- _What is required_: Keep the pictures out and restate every record exactly.

· · ·

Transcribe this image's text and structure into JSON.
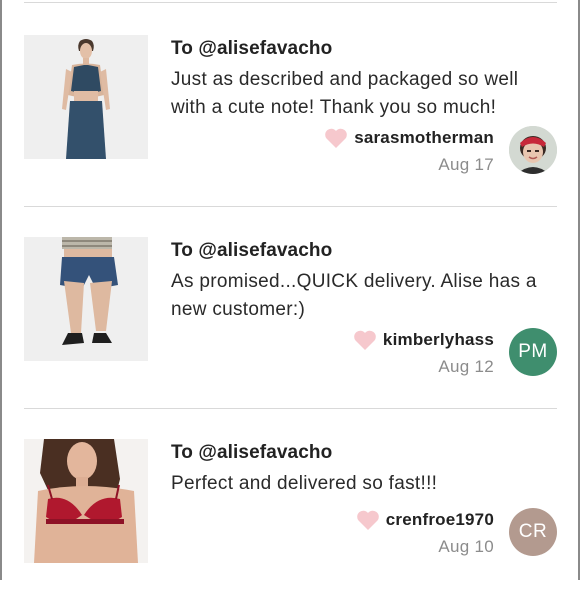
{
  "reviews": [
    {
      "recipient": "To @alisefavacho",
      "comment": "Just as described and packaged so well with a cute note! Thank you so much!",
      "username": "sarasmotherman",
      "date": "Aug 17",
      "avatar_type": "photo",
      "product_icon": "crop-top-and-skirt-photo"
    },
    {
      "recipient": "To @alisefavacho",
      "comment": "As promised...QUICK delivery. Alise has a new customer:)",
      "username": "kimberlyhass",
      "date": "Aug 12",
      "avatar_initials": "PM",
      "avatar_color": "#3f8e6e",
      "product_icon": "denim-shorts-photo"
    },
    {
      "recipient": "To @alisefavacho",
      "comment": "Perfect and delivered so fast!!!",
      "username": "crenfroe1970",
      "date": "Aug 10",
      "avatar_initials": "CR",
      "avatar_color": "#b39a8f",
      "product_icon": "red-lace-bra-photo"
    }
  ],
  "colors": {
    "heart": "#f6c8cd",
    "divider": "#d9d9d9",
    "date_text": "#8c8c8c"
  }
}
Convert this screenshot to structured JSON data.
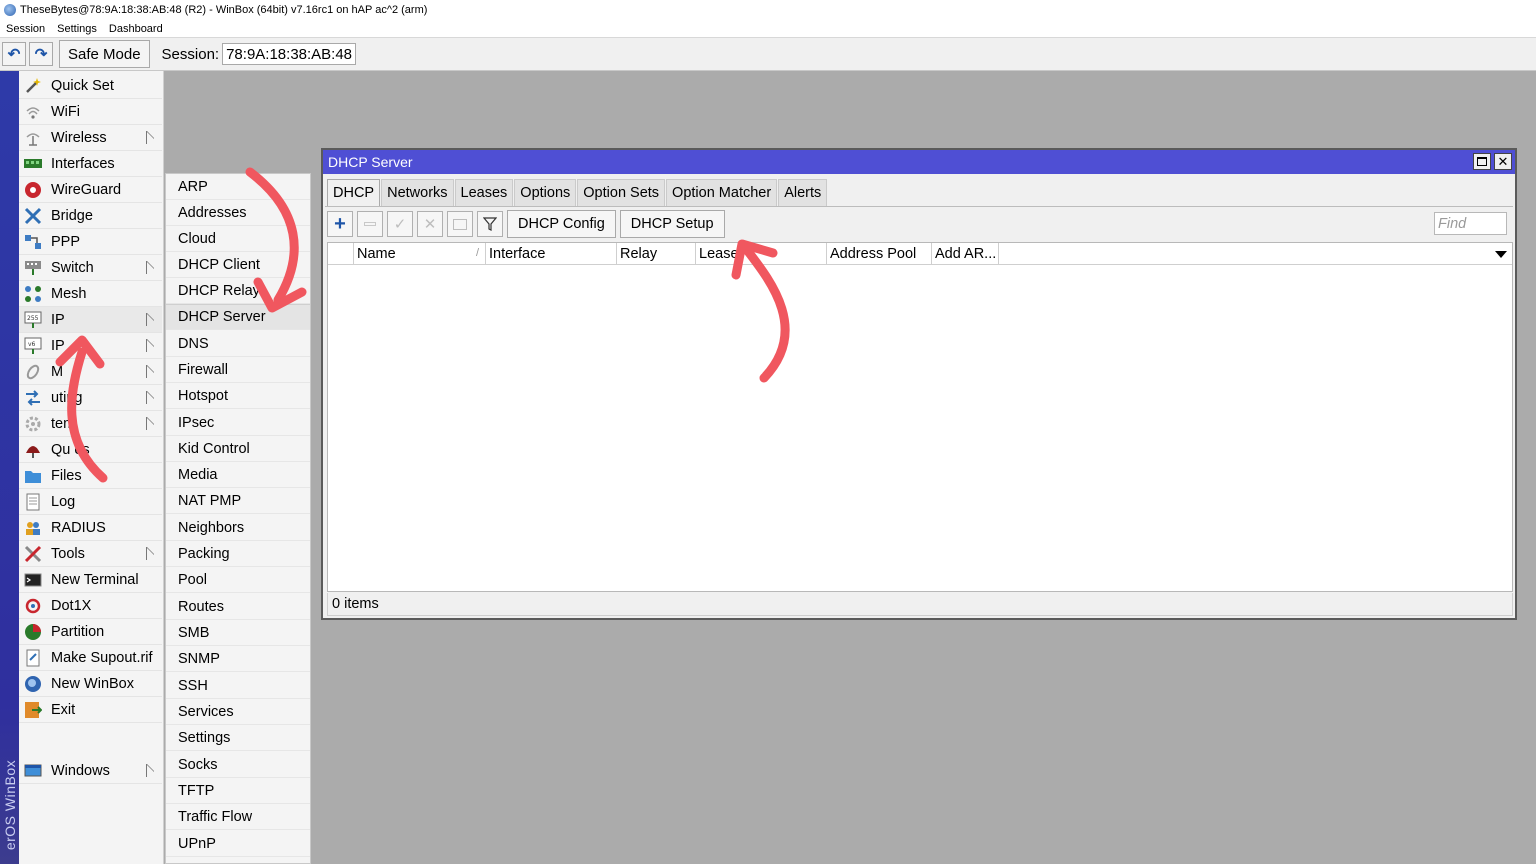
{
  "window": {
    "title": "TheseBytes@78:9A:18:38:AB:48 (R2) - WinBox (64bit) v7.16rc1 on hAP ac^2 (arm)",
    "menus": [
      "Session",
      "Settings",
      "Dashboard"
    ]
  },
  "toolbar": {
    "undo_icon": "undo-icon",
    "redo_icon": "redo-icon",
    "safe_mode_label": "Safe Mode",
    "session_label": "Session:",
    "session_value": "78:9A:18:38:AB:48"
  },
  "brand": {
    "vertical_text": "RouterOS WinBox",
    "visible_text": "erOS WinBox"
  },
  "main_menu": {
    "items": [
      {
        "label": "Quick Set",
        "icon": "wand-icon"
      },
      {
        "label": "WiFi",
        "icon": "wifi-icon"
      },
      {
        "label": "Wireless",
        "icon": "antenna-icon"
      },
      {
        "label": "Interfaces",
        "icon": "interfaces-icon"
      },
      {
        "label": "WireGuard",
        "icon": "wireguard-icon"
      },
      {
        "label": "Bridge",
        "icon": "bridge-icon"
      },
      {
        "label": "PPP",
        "icon": "ppp-icon"
      },
      {
        "label": "Switch",
        "icon": "switch-icon"
      },
      {
        "label": "Mesh",
        "icon": "mesh-icon"
      },
      {
        "label": "IP",
        "icon": "ip-icon"
      },
      {
        "label": "IP",
        "icon": "ipv6-icon"
      },
      {
        "label": "M",
        "icon": "mpls-icon"
      },
      {
        "label": "uting",
        "icon": "routing-icon"
      },
      {
        "label": "tem",
        "icon": "system-icon"
      },
      {
        "label": "Qu es",
        "icon": "queues-icon"
      },
      {
        "label": "Files",
        "icon": "folder-icon"
      },
      {
        "label": "Log",
        "icon": "log-icon"
      },
      {
        "label": "RADIUS",
        "icon": "radius-icon"
      },
      {
        "label": "Tools",
        "icon": "tools-icon"
      },
      {
        "label": "New Terminal",
        "icon": "terminal-icon"
      },
      {
        "label": "Dot1X",
        "icon": "dot1x-icon"
      },
      {
        "label": "Partition",
        "icon": "partition-icon"
      },
      {
        "label": "Make Supout.rif",
        "icon": "supout-icon"
      },
      {
        "label": "New WinBox",
        "icon": "winbox-icon"
      },
      {
        "label": "Exit",
        "icon": "exit-icon"
      },
      {
        "label": "Windows",
        "icon": "windows-icon"
      }
    ]
  },
  "ip_submenu": {
    "items": [
      "ARP",
      "Addresses",
      "Cloud",
      "DHCP Client",
      "DHCP Relay",
      "DHCP Server",
      "DNS",
      "Firewall",
      "Hotspot",
      "IPsec",
      "Kid Control",
      "Media",
      "NAT PMP",
      "Neighbors",
      "Packing",
      "Pool",
      "Routes",
      "SMB",
      "SNMP",
      "SSH",
      "Services",
      "Settings",
      "Socks",
      "TFTP",
      "Traffic Flow",
      "UPnP"
    ],
    "selected": "DHCP Server"
  },
  "dhcp_window": {
    "title": "DHCP Server",
    "tabs": [
      "DHCP",
      "Networks",
      "Leases",
      "Options",
      "Option Sets",
      "Option Matcher",
      "Alerts"
    ],
    "active_tab": "DHCP",
    "buttons": {
      "dhcp_config": "DHCP Config",
      "dhcp_setup": "DHCP Setup"
    },
    "find_placeholder": "Find",
    "columns": [
      "Name",
      "Interface",
      "Relay",
      "Lease",
      "Address Pool",
      "Add AR..."
    ],
    "status": "0 items"
  },
  "colors": {
    "window_title_bg": "#4f4fd4",
    "brand_band": "#2e3aa8",
    "annotation_arrow": "#f0575f",
    "add_button": "#1e55a8"
  }
}
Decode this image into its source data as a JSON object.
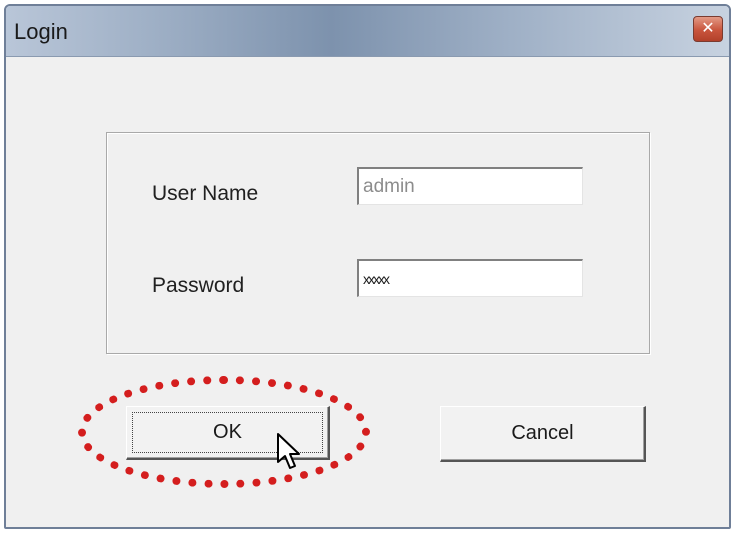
{
  "window": {
    "title": "Login",
    "close_glyph": "✕"
  },
  "form": {
    "username_label": "User Name",
    "username_value": "admin",
    "password_label": "Password",
    "password_value": "xxxxx"
  },
  "buttons": {
    "ok_label": "OK",
    "cancel_label": "Cancel"
  },
  "annotation": {
    "highlight_color": "#d41e1e"
  },
  "icons": {
    "cursor": "mouse-pointer-icon"
  }
}
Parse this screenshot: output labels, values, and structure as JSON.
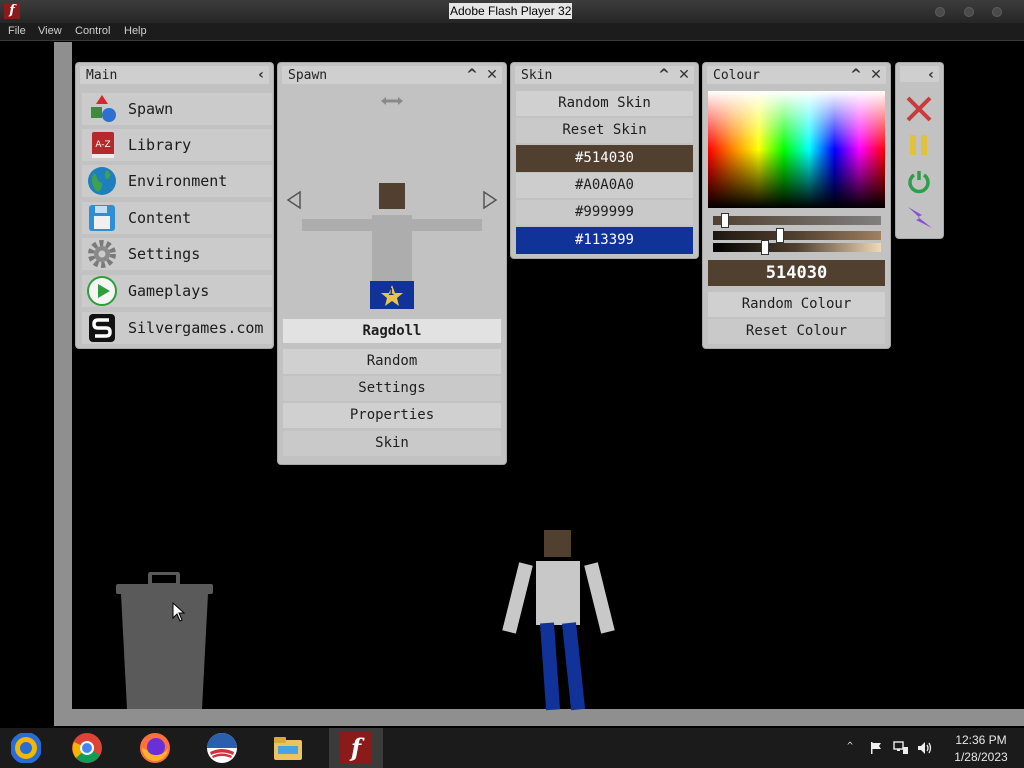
{
  "window": {
    "title": "Adobe Flash Player 32"
  },
  "menubar": {
    "items": [
      "File",
      "View",
      "Control",
      "Help"
    ]
  },
  "main_panel": {
    "title": "Main",
    "items": [
      "Spawn",
      "Library",
      "Environment",
      "Content",
      "Settings",
      "Gameplays",
      "Silvergames.com"
    ],
    "library_icon_text": "A-Z"
  },
  "spawn_panel": {
    "title": "Spawn",
    "selected_object": "Ragdoll",
    "badge_number": "1",
    "buttons": [
      "Random",
      "Settings",
      "Properties",
      "Skin"
    ]
  },
  "skin_panel": {
    "title": "Skin",
    "actions": [
      "Random Skin",
      "Reset Skin"
    ],
    "swatches": [
      "#514030",
      "#A0A0A0",
      "#999999",
      "#113399"
    ],
    "selected_swatch": "#113399"
  },
  "colour_panel": {
    "title": "Colour",
    "hex_value": "514030",
    "current_colour": "#514030",
    "actions": [
      "Random Colour",
      "Reset Colour"
    ],
    "slider_levels": [
      0.07,
      0.4,
      0.31
    ]
  },
  "toolbox": {
    "tools": [
      "delete-all-icon",
      "pause-icon",
      "power-icon",
      "lightning-icon"
    ]
  },
  "colors": {
    "head": "#514030",
    "shirt": "#A0A0A0",
    "arms": "#C8C8C8",
    "pants": "#113399",
    "trash": "#5a5a5a"
  },
  "taskbar": {
    "apps": [
      "chromium-icon",
      "chrome-icon",
      "firefox-icon",
      "obama-logo-icon",
      "file-explorer-icon",
      "flash-player-icon"
    ],
    "time": "12:36 PM",
    "date": "1/28/2023"
  }
}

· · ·

- _Written solution_:
Transcribe this image's text and structure into JSON.
{
  "reviews": [
    {
      "recipient": "To @alisefavacho",
      "comment": "Just as described and packaged so well with a cute note! Thank you so much!",
      "username": "sarasmotherman",
      "date": "Aug 17",
      "avatar_type": "photo",
      "product_icon": "crop-top-and-skirt-photo"
    },
    {
      "recipient": "To @alisefavacho",
      "comment": "As promised...QUICK delivery. Alise has a new customer:)",
      "username": "kimberlyhass",
      "date": "Aug 12",
      "avatar_initials": "PM",
      "avatar_color": "#3f8e6e",
      "product_icon": "denim-shorts-photo"
    },
    {
      "recipient": "To @alisefavacho",
      "comment": "Perfect and delivered so fast!!!",
      "username": "crenfroe1970",
      "date": "Aug 10",
      "avatar_initials": "CR",
      "avatar_color": "#b39a8f",
      "product_icon": "red-lace-bra-photo"
    }
  ],
  "colors": {
    "heart": "#f6c8cd",
    "divider": "#d9d9d9",
    "date_text": "#8c8c8c"
  }
}
Convert this screenshot to structured JSON data.
{
  "window": {
    "title": "TheseBytes@78:9A:18:38:AB:48 (R2) - WinBox (64bit) v7.16rc1 on hAP ac^2 (arm)",
    "menus": [
      "Session",
      "Settings",
      "Dashboard"
    ]
  },
  "toolbar": {
    "undo_icon": "undo-icon",
    "redo_icon": "redo-icon",
    "safe_mode_label": "Safe Mode",
    "session_label": "Session:",
    "session_value": "78:9A:18:38:AB:48"
  },
  "brand": {
    "vertical_text": "RouterOS WinBox",
    "visible_text": "erOS WinBox"
  },
  "main_menu": {
    "items": [
      {
        "label": "Quick Set",
        "icon": "wand-icon"
      },
      {
        "label": "WiFi",
        "icon": "wifi-icon"
      },
      {
        "label": "Wireless",
        "icon": "antenna-icon"
      },
      {
        "label": "Interfaces",
        "icon": "interfaces-icon"
      },
      {
        "label": "WireGuard",
        "icon": "wireguard-icon"
      },
      {
        "label": "Bridge",
        "icon": "bridge-icon"
      },
      {
        "label": "PPP",
        "icon": "ppp-icon"
      },
      {
        "label": "Switch",
        "icon": "switch-icon"
      },
      {
        "label": "Mesh",
        "icon": "mesh-icon"
      },
      {
        "label": "IP",
        "icon": "ip-icon"
      },
      {
        "label": "IP",
        "icon": "ipv6-icon"
      },
      {
        "label": "M",
        "icon": "mpls-icon"
      },
      {
        "label": "uting",
        "icon": "routing-icon"
      },
      {
        "label": "tem",
        "icon": "system-icon"
      },
      {
        "label": "Qu es",
        "icon": "queues-icon"
      },
      {
        "label": "Files",
        "icon": "folder-icon"
      },
      {
        "label": "Log",
        "icon": "log-icon"
      },
      {
        "label": "RADIUS",
        "icon": "radius-icon"
      },
      {
        "label": "Tools",
        "icon": "tools-icon"
      },
      {
        "label": "New Terminal",
        "icon": "terminal-icon"
      },
      {
        "label": "Dot1X",
        "icon": "dot1x-icon"
      },
      {
        "label": "Partition",
        "icon": "partition-icon"
      },
      {
        "label": "Make Supout.rif",
        "icon": "supout-icon"
      },
      {
        "label": "New WinBox",
        "icon": "winbox-icon"
      },
      {
        "label": "Exit",
        "icon": "exit-icon"
      },
      {
        "label": "Windows",
        "icon": "windows-icon"
      }
    ]
  },
  "ip_submenu": {
    "items": [
      "ARP",
      "Addresses",
      "Cloud",
      "DHCP Client",
      "DHCP Relay",
      "DHCP Server",
      "DNS",
      "Firewall",
      "Hotspot",
      "IPsec",
      "Kid Control",
      "Media",
      "NAT PMP",
      "Neighbors",
      "Packing",
      "Pool",
      "Routes",
      "SMB",
      "SNMP",
      "SSH",
      "Services",
      "Settings",
      "Socks",
      "TFTP",
      "Traffic Flow",
      "UPnP"
    ],
    "selected": "DHCP Server"
  },
  "dhcp_window": {
    "title": "DHCP Server",
    "tabs": [
      "DHCP",
      "Networks",
      "Leases",
      "Options",
      "Option Sets",
      "Option Matcher",
      "Alerts"
    ],
    "active_tab": "DHCP",
    "buttons": {
      "dhcp_config": "DHCP Config",
      "dhcp_setup": "DHCP Setup"
    },
    "find_placeholder": "Find",
    "columns": [
      "Name",
      "Interface",
      "Relay",
      "Lease",
      "Address Pool",
      "Add AR..."
    ],
    "status": "0 items"
  },
  "colors": {
    "window_title_bg": "#4f4fd4",
    "brand_band": "#2e3aa8",
    "annotation_arrow": "#f0575f",
    "add_button": "#1e55a8"
  }
}
Decode this image into its source data as a JSON object.
{
  "window": {
    "title": "Login",
    "close_glyph": "✕"
  },
  "form": {
    "username_label": "User Name",
    "username_value": "admin",
    "password_label": "Password",
    "password_value": "xxxxx"
  },
  "buttons": {
    "ok_label": "OK",
    "cancel_label": "Cancel"
  },
  "annotation": {
    "highlight_color": "#d41e1e"
  },
  "icons": {
    "cursor": "mouse-pointer-icon"
  }
}
Parse this screenshot: output labels, values, and structure as JSON.
{
  "window": {
    "title": "Adobe Flash Player 32"
  },
  "menubar": {
    "items": [
      "File",
      "View",
      "Control",
      "Help"
    ]
  },
  "main_panel": {
    "title": "Main",
    "items": [
      "Spawn",
      "Library",
      "Environment",
      "Content",
      "Settings",
      "Gameplays",
      "Silvergames.com"
    ],
    "library_icon_text": "A-Z"
  },
  "spawn_panel": {
    "title": "Spawn",
    "selected_object": "Ragdoll",
    "badge_number": "1",
    "buttons": [
      "Random",
      "Settings",
      "Properties",
      "Skin"
    ]
  },
  "skin_panel": {
    "title": "Skin",
    "actions": [
      "Random Skin",
      "Reset Skin"
    ],
    "swatches": [
      "#514030",
      "#A0A0A0",
      "#999999",
      "#113399"
    ],
    "selected_swatch": "#113399"
  },
  "colour_panel": {
    "title": "Colour",
    "hex_value": "514030",
    "current_colour": "#514030",
    "actions": [
      "Random Colour",
      "Reset Colour"
    ],
    "slider_levels": [
      0.07,
      0.4,
      0.31
    ]
  },
  "toolbox": {
    "tools": [
      "delete-all-icon",
      "pause-icon",
      "power-icon",
      "lightning-icon"
    ]
  },
  "colors": {
    "head": "#514030",
    "shirt": "#A0A0A0",
    "arms": "#C8C8C8",
    "pants": "#113399",
    "trash": "#5a5a5a"
  },
  "taskbar": {
    "apps": [
      "chromium-icon",
      "chrome-icon",
      "firefox-icon",
      "obama-logo-icon",
      "file-explorer-icon",
      "flash-player-icon"
    ],
    "time": "12:36 PM",
    "date": "1/28/2023"
  }
}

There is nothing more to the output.